    Diagnosis, Hypothesis & Testing

    Now that you know the leading methodologies and have an idea of the answers you need to obtain in order to optimize your conversions, let’s break it all down so you can put Conversion Rate Optimization into action. 

    1. Diagnosis

    In the discovery phase we are diagnosing the strengths and weaknesses in your marketing funnel. We’re looking to your customers for valuable insights into why they won’t buy, why they can’t buy, and why they want to buy by studying these three factors:

    • Week persuasive techniques — what language is powerful/ineffective
    • Usability issues — what functions are user-friendly/objectionable 
    • Page relevancy — what landing pages are valuable/misleading 
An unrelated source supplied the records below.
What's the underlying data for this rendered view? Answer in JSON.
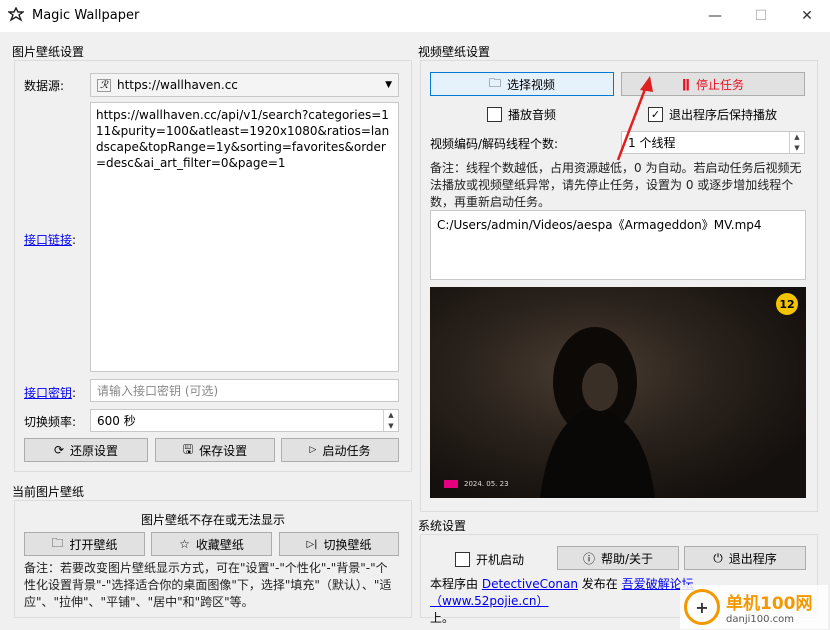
{
  "window": {
    "title": "Magic Wallpaper",
    "minimize": "—",
    "maximize": "☐",
    "close": "✕"
  },
  "image_settings": {
    "group_title": "图片壁纸设置",
    "source_label": "数据源:",
    "source_value": "https://wallhaven.cc",
    "api_link_label": "接口链接",
    "api_link_colon": ":",
    "api_url": "https://wallhaven.cc/api/v1/search?categories=111&purity=100&atleast=1920x1080&ratios=landscape&topRange=1y&sorting=favorites&order=desc&ai_art_filter=0&page=1",
    "api_key_label": "接口密钥",
    "api_key_colon": ":",
    "api_key_placeholder": "请输入接口密钥 (可选)",
    "interval_label": "切换频率:",
    "interval_value": "600 秒",
    "restore_button": "还原设置",
    "save_button": "保存设置",
    "start_button": "启动任务"
  },
  "current_wallpaper": {
    "group_title": "当前图片壁纸",
    "status_text": "图片壁纸不存在或无法显示",
    "open_button": "打开壁纸",
    "favorite_button": "收藏壁纸",
    "switch_button": "切换壁纸",
    "note": "备注：若要改变图片壁纸显示方式，可在\"设置\"-\"个性化\"-\"背景\"-\"个性化设置背景\"-\"选择适合你的桌面图像\"下，选择\"填充\"（默认）、\"适应\"、\"拉伸\"、\"平铺\"、\"居中\"和\"跨区\"等。"
  },
  "video_settings": {
    "group_title": "视频壁纸设置",
    "select_video_button": "选择视频",
    "stop_task_button": "停止任务",
    "play_audio_label": "播放音频",
    "play_audio_checked": false,
    "keep_playing_label": "退出程序后保持播放",
    "keep_playing_checked": true,
    "threads_label": "视频编码/解码线程个数:",
    "threads_value": "1 个线程",
    "note": "备注：线程个数越低，占用资源越低，0 为自动。若启动任务后视频无法播放或视频壁纸异常，请先停止任务，设置为 0 或逐步增加线程个数，再重新启动任务。",
    "video_path": "C:/Users/admin/Videos/aespa《Armageddon》MV.mp4",
    "preview": {
      "rating_badge": "12",
      "watermark": "2024. 05. 23"
    }
  },
  "system_settings": {
    "group_title": "系统设置",
    "autostart_label": "开机启动",
    "autostart_checked": false,
    "help_button": "帮助/关于",
    "exit_button": "退出程序",
    "footer_prefix": "本程序由 ",
    "author_link": "DetectiveConan",
    "footer_mid": " 发布在 ",
    "forum_link": "吾爱破解论坛（www.52pojie.cn）",
    "footer_suffix": "上。"
  },
  "site_watermark": {
    "name": "单机100网",
    "domain": "danji100.com"
  },
  "colors": {
    "stop_red": "#e81123",
    "link_blue": "#0000ee",
    "accent_blue": "#0078d7"
  }
}
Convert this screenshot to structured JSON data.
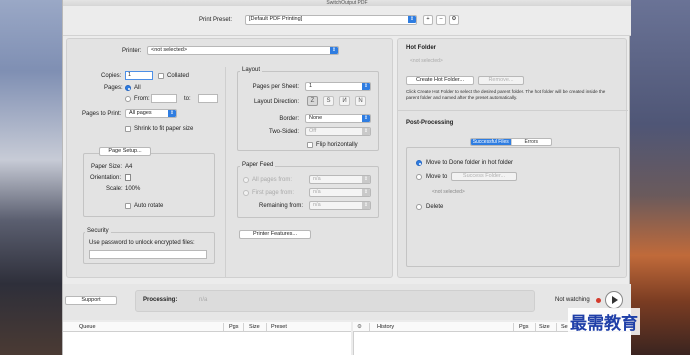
{
  "window": {
    "title": "SwitchOutput PDF"
  },
  "toolbar": {
    "print_preset_label": "Print Preset:",
    "print_preset_value": "[Default PDF Printing]",
    "add_label": "+",
    "remove_label": "–",
    "action_label": "⚙"
  },
  "printer": {
    "label": "Printer:",
    "value": "<not selected>"
  },
  "copies": {
    "label": "Copies:",
    "value": "1",
    "collated_label": "Collated"
  },
  "pages": {
    "label": "Pages:",
    "all_label": "All",
    "from_label": "From:",
    "to_label": "to:"
  },
  "pages_to_print": {
    "label": "Pages to Print:",
    "value": "All pages"
  },
  "shrink_label": "Shrink to fit paper size",
  "page_setup": {
    "button_label": "Page Setup...",
    "paper_size_label": "Paper Size:",
    "paper_size_value": "A4",
    "orientation_label": "Orientation:",
    "scale_label": "Scale:",
    "scale_value": "100%",
    "auto_rotate_label": "Auto rotate"
  },
  "security": {
    "title": "Security",
    "password_label": "Use password to unlock encrypted files:"
  },
  "layout": {
    "title": "Layout",
    "pages_per_sheet_label": "Pages per Sheet:",
    "pages_per_sheet_value": "1",
    "layout_direction_label": "Layout Direction:",
    "direction_icons": [
      "Z",
      "S",
      "И",
      "N"
    ],
    "border_label": "Border:",
    "border_value": "None",
    "two_sided_label": "Two-Sided:",
    "two_sided_value": "Off",
    "flip_label": "Flip horizontally"
  },
  "paper_feed": {
    "title": "Paper Feed",
    "all_pages_label": "All pages from:",
    "all_pages_value": "n/a",
    "first_page_label": "First page from:",
    "first_page_value": "n/a",
    "remaining_label": "Remaining from:",
    "remaining_value": "n/a"
  },
  "printer_features_label": "Printer Features...",
  "hot_folder": {
    "title": "Hot Folder",
    "path": "<not selected>",
    "create_label": "Create Hot Folder...",
    "remove_label": "Remove...",
    "help_text": "Click Create Hot Folder to select the desired parent folder. The hot folder will be created inside the parent folder and named after the preset automatically."
  },
  "post_processing": {
    "title": "Post-Processing",
    "tabs": [
      "Successful Files",
      "Errors"
    ],
    "move_done_label": "Move to Done folder in hot folder",
    "move_to_label": "Move to",
    "success_folder_label": "Success Folder...",
    "move_to_path": "<not selected>",
    "delete_label": "Delete"
  },
  "footer": {
    "support_label": "Support",
    "processing_label": "Processing:",
    "processing_value": "n/a",
    "not_watching_label": "Not watching"
  },
  "queue_table": {
    "columns": [
      "Queue",
      "Pgs",
      "Size",
      "Preset"
    ]
  },
  "history_table": {
    "columns": [
      "History",
      "Pgs",
      "Size",
      "Se"
    ]
  },
  "watermark": "最需教育"
}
    We’ll use these customer metrics to identify which pages to focus our efforts on and which elements to improve or replicate. 
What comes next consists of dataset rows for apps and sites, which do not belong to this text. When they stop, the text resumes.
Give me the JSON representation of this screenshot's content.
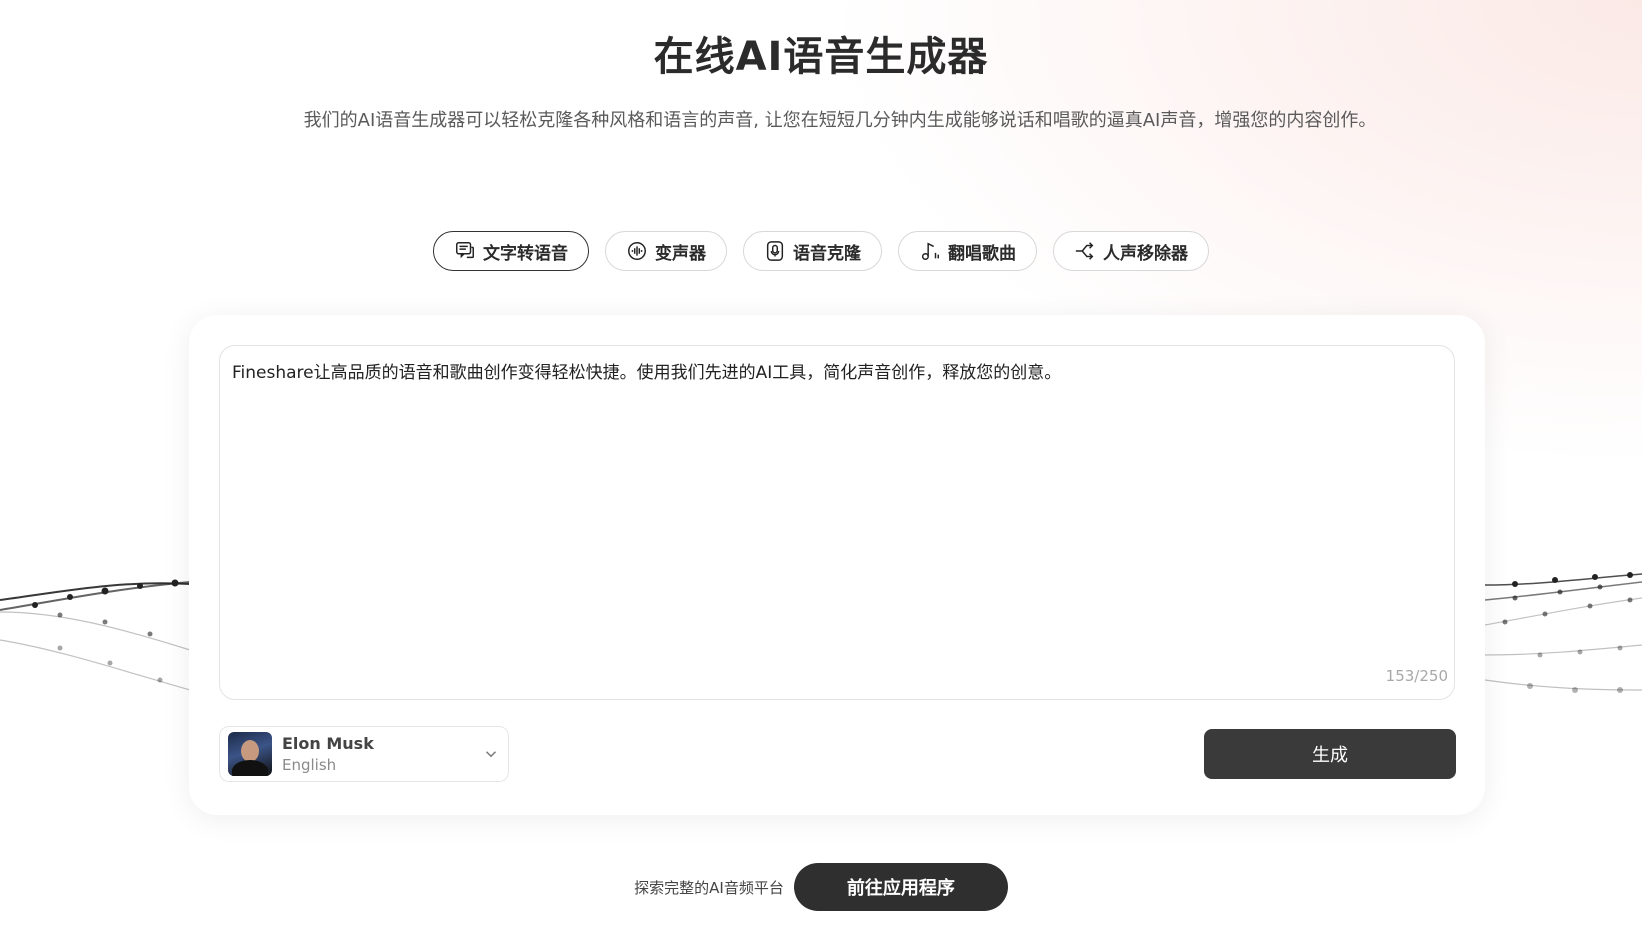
{
  "page": {
    "title": "在线AI语音生成器",
    "subtitle": "我们的AI语音生成器可以轻松克隆各种风格和语言的声音, 让您在短短几分钟内生成能够说话和唱歌的逼真AI声音，增强您的内容创作。"
  },
  "tabs": [
    {
      "label": "文字转语音",
      "icon": "chat-bubble-icon",
      "active": true
    },
    {
      "label": "变声器",
      "icon": "soundwave-icon",
      "active": false
    },
    {
      "label": "语音克隆",
      "icon": "microphone-icon",
      "active": false
    },
    {
      "label": "翻唱歌曲",
      "icon": "music-note-icon",
      "active": false
    },
    {
      "label": "人声移除器",
      "icon": "split-icon",
      "active": false
    }
  ],
  "editor": {
    "text": "Fineshare让高品质的语音和歌曲创作变得轻松快捷。使用我们先进的AI工具，简化声音创作，释放您的创意。",
    "counter": "153/250"
  },
  "voice": {
    "name": "Elon Musk",
    "language": "English"
  },
  "actions": {
    "generate_label": "生成"
  },
  "footer": {
    "text": "探索完整的AI音频平台",
    "button_label": "前往应用程序"
  }
}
    Use a spreadsheet to organize your findings. 

    • Create three tabs with won’t, can’t, and want
    • List all reasons given by customers and sales staff
    • Identify common trends
    • Brainstorm ways to overcome obstacles and enhance successes. Add these to to a second column
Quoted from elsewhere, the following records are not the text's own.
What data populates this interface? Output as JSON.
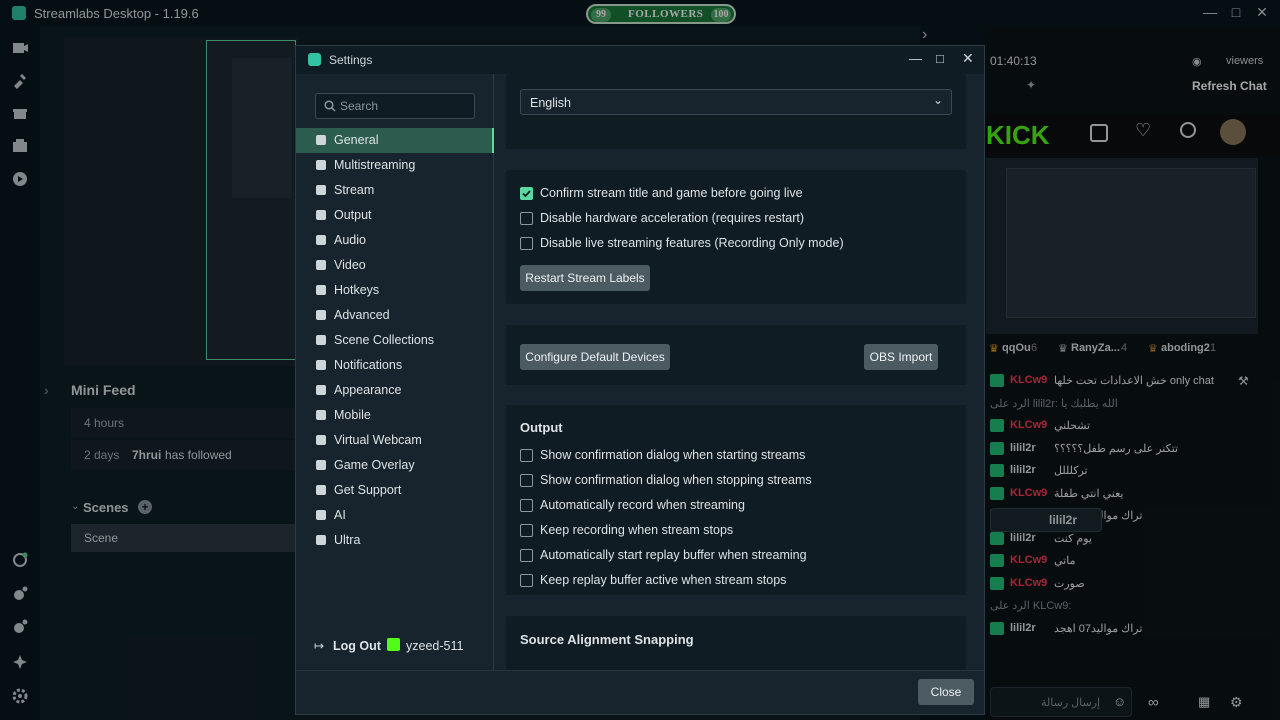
{
  "app": {
    "title": "Streamlabs Desktop - 1.19.6"
  },
  "followers_bar": {
    "current": "99",
    "label": "FOLLOWERS",
    "goal": "100",
    "progress": 0.99
  },
  "editor": {
    "mini_feed": {
      "title": "Mini Feed",
      "items": [
        {
          "time": "4 hours",
          "user": "",
          "action": ""
        },
        {
          "time": "2 days",
          "user": "7hrui",
          "action": "has followed"
        }
      ]
    },
    "scenes": {
      "title": "Scenes",
      "items": [
        "Scene"
      ]
    }
  },
  "chat": {
    "timer": "01:40:13",
    "viewers_label": "viewers",
    "refresh": "Refresh Chat",
    "logo_text": "KICK",
    "top_users": [
      {
        "name": "qqOu",
        "count": "6"
      },
      {
        "name": "RanyZa...",
        "count": "4"
      },
      {
        "name": "aboding2",
        "count": "1"
      }
    ],
    "messages": [
      {
        "user": "KLCw9",
        "text": "خش الاعدادات تحت خلها only chat",
        "color": "#ff3b57"
      },
      {
        "user": "",
        "text": "الرد على lilil2r: الله يطلبك يا",
        "color": "#8a949a"
      },
      {
        "user": "KLCw9",
        "text": "تشحلني",
        "color": "#ff3b57"
      },
      {
        "user": "lilil2r",
        "text": "تتكنر على رسم طفل؟؟؟؟؟",
        "color": "#dfe6ea"
      },
      {
        "user": "lilil2r",
        "text": "تركلللل",
        "color": "#dfe6ea"
      },
      {
        "user": "KLCw9",
        "text": "يعني انتي طفلة",
        "color": "#ff3b57"
      },
      {
        "user": "lilil2r",
        "text": "تراك مواليد07 اهجد",
        "color": "#dfe6ea"
      },
      {
        "user": "lilil2r",
        "text": "يوم كنت",
        "color": "#dfe6ea"
      },
      {
        "user": "KLCw9",
        "text": "ماتي",
        "color": "#ff3b57"
      },
      {
        "user": "KLCw9",
        "text": "صورت",
        "color": "#ff3b57"
      },
      {
        "user": "",
        "text": "الرد على KLCw9:",
        "color": "#8a949a"
      },
      {
        "user": "lilil2r",
        "text": "تراك مواليد07 اهجد",
        "color": "#dfe6ea"
      }
    ],
    "tooltip_text": "lilil2r",
    "input_placeholder": "إرسال رسالة"
  },
  "settings": {
    "title": "Settings",
    "search_placeholder": "Search",
    "nav": [
      {
        "label": "General",
        "icon": "grid-icon",
        "active": true
      },
      {
        "label": "Multistreaming",
        "icon": "multistream-icon"
      },
      {
        "label": "Stream",
        "icon": "globe-icon"
      },
      {
        "label": "Output",
        "icon": "output-icon"
      },
      {
        "label": "Audio",
        "icon": "audio-icon"
      },
      {
        "label": "Video",
        "icon": "video-icon"
      },
      {
        "label": "Hotkeys",
        "icon": "hotkeys-icon"
      },
      {
        "label": "Advanced",
        "icon": "wrench-icon"
      },
      {
        "label": "Scene Collections",
        "icon": "scene-collections-icon"
      },
      {
        "label": "Notifications",
        "icon": "bell-icon"
      },
      {
        "label": "Appearance",
        "icon": "appearance-icon"
      },
      {
        "label": "Mobile",
        "icon": "mobile-icon"
      },
      {
        "label": "Virtual Webcam",
        "icon": "camera-icon"
      },
      {
        "label": "Game Overlay",
        "icon": "overlay-icon"
      },
      {
        "label": "Get Support",
        "icon": "help-icon"
      },
      {
        "label": "AI",
        "icon": "sparkle-icon"
      },
      {
        "label": "Ultra",
        "icon": "ultra-icon"
      }
    ],
    "logout": "Log Out",
    "username": "yzeed-511",
    "language": {
      "value": "English"
    },
    "general_options": [
      {
        "label": "Confirm stream title and game before going live",
        "checked": true
      },
      {
        "label": "Disable hardware acceleration (requires restart)",
        "checked": false
      },
      {
        "label": "Disable live streaming features (Recording Only mode)",
        "checked": false
      }
    ],
    "restart_labels_button": "Restart Stream Labels",
    "configure_devices_button": "Configure Default Devices",
    "obs_import_button": "OBS Import",
    "output": {
      "title": "Output",
      "options": [
        {
          "label": "Show confirmation dialog when starting streams",
          "checked": false
        },
        {
          "label": "Show confirmation dialog when stopping streams",
          "checked": false
        },
        {
          "label": "Automatically record when streaming",
          "checked": false
        },
        {
          "label": "Keep recording when stream stops",
          "checked": false
        },
        {
          "label": "Automatically start replay buffer when streaming",
          "checked": false
        },
        {
          "label": "Keep replay buffer active when stream stops",
          "checked": false
        }
      ]
    },
    "source_alignment": "Source Alignment Snapping",
    "close_button": "Close"
  }
}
    2. Hypothesize

    You’ve gathered data from your website, your customers, and your staff. You’ve identified the pages to test. You’ve analyzed the CTAs, copywriting, and layout of these pages. Now, it’s time to hypothesize your weakness and their solutions. 

    Again, look to your customer surveys to identify converging trends between qualitative and quantitative data. This will assist your brainstorming process. 

    Conversion Rate Optimization best practices

    At the end of this process, you should have a better understanding of why customers aren’t converting with ideas on how to change that. Now it’s time to test your theories. 

    3. Testing & Expirementation

    Start by redesigning, or rewriting, the pages you’ve identified based on the hypotheses you’ve formed. 

    Google Optimize is a free tool that will help you A/B test your conversion optimizations. Optimizely is another trusted alternative for split testing your new site designs and copywriting. 

    Here is some framework to help you stay on track in the experimentation and testing phase:

    • Are the changes directly testing my hypothesis?
    • Are the changes keeping the design on brand?
    • Are the changes technically doable?

    Be aware that your site optimizations might not always work as planned. So, expect that there will be trial and error in this process. Don’t get discouraged! All marketers anticipate that some solutions might not be the best solution for optimization.

    Once your newly improved optimizations are in place, it’s time to test their effectiveness. You’ll need to track the quality of traffic coming to your site once more to determine if your optimizations are working. Redeploy The People Method and The Analytics Method to see if your conversion rate optimizations were a success.

    Get Started With Conversion Rate Optimization

    CRO may seem like a long winded process, but, necessity aside, it will turn your website into a seriously powerful profit generator. The more you stay on top of your analytics tracking and customer sentiment engagement, the easier the process will be moving forward. If you feel the full scope of CRO is too demanding at this point, check out these 3 quick hacks for improving conversion rate optimization

    Regardless if you don’t see the numbers you’re after, trust that your customers will appreciate your dedication to improving their shopping experience. In most instances, your customers are buying into your brand, not just your product. So, catering to their happiness is in itself a worthy thing to optimize.

    About The Author:

    Connor Wilkins

    Connor Wilkins

    Marketing Director